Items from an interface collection
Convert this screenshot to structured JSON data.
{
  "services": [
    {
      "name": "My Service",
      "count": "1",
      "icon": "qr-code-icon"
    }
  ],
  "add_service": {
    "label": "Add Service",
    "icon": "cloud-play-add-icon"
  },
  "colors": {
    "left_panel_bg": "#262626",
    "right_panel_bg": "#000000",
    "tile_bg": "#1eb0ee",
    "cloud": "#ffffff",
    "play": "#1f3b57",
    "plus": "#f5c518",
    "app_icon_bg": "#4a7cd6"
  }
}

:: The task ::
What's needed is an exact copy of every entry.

:: Exercise response ::
Convert this screenshot to structured JSON data.
{
  "services": [
    {
      "name": "My Service",
      "count": "1",
      "icon": "qr-code-icon"
    }
  ],
  "add_service": {
    "label": "Add Service",
    "icon": "cloud-play-add-icon"
  },
  "colors": {
    "left_panel_bg": "#262626",
    "right_panel_bg": "#000000",
    "tile_bg": "#1eb0ee",
    "cloud": "#ffffff",
    "play": "#1f3b57",
    "plus": "#f5c518",
    "app_icon_bg": "#4a7cd6"
  }
}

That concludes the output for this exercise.